» **PROBLEM REQUIREMENTS**
Report each line from the entries in which "text" can be found.

+---+

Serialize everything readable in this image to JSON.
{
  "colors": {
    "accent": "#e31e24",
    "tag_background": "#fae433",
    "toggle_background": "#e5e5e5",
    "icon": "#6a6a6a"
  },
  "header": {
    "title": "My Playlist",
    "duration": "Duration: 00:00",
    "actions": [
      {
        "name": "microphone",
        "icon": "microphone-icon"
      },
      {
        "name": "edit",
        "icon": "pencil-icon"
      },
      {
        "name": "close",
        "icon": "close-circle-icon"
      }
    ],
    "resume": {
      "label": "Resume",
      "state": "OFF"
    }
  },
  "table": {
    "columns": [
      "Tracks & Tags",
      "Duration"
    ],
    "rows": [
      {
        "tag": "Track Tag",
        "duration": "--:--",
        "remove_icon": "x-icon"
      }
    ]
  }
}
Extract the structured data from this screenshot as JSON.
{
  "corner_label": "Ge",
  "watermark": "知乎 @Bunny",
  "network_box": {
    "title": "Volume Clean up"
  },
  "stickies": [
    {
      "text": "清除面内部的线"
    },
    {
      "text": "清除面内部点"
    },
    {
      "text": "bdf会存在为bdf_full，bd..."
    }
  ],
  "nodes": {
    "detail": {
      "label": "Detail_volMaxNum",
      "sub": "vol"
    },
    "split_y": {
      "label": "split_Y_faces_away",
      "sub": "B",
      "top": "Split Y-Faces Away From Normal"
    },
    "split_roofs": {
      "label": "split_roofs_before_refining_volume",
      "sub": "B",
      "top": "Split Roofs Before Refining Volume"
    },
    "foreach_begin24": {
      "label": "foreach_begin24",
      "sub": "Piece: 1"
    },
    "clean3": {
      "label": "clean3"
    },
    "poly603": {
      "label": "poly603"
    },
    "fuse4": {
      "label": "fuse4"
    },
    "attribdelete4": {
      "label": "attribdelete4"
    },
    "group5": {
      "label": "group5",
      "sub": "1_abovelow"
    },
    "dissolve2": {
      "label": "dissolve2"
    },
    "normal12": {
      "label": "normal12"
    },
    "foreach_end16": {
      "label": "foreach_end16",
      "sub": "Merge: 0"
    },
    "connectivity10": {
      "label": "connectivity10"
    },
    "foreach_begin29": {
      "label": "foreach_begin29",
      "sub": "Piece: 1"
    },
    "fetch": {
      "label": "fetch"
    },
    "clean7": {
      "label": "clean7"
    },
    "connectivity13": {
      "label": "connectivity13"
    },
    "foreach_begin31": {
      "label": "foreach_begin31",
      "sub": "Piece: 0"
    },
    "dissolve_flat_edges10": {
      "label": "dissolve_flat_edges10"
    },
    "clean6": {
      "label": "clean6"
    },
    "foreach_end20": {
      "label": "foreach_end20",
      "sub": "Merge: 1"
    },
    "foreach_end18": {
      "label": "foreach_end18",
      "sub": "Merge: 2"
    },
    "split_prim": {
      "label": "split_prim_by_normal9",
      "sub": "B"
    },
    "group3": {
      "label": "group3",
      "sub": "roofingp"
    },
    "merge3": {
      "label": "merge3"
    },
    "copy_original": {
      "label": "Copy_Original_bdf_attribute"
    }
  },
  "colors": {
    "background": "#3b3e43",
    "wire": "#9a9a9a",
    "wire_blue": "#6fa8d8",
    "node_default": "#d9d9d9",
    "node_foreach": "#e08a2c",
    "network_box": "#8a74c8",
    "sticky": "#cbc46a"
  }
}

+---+

» **RESPONSE TO THIS EXERCISE**
      "text": "清除面内部的线"
      "text": "清除面内部点"
      "text": "bdf会存在为bdf_full，bd..."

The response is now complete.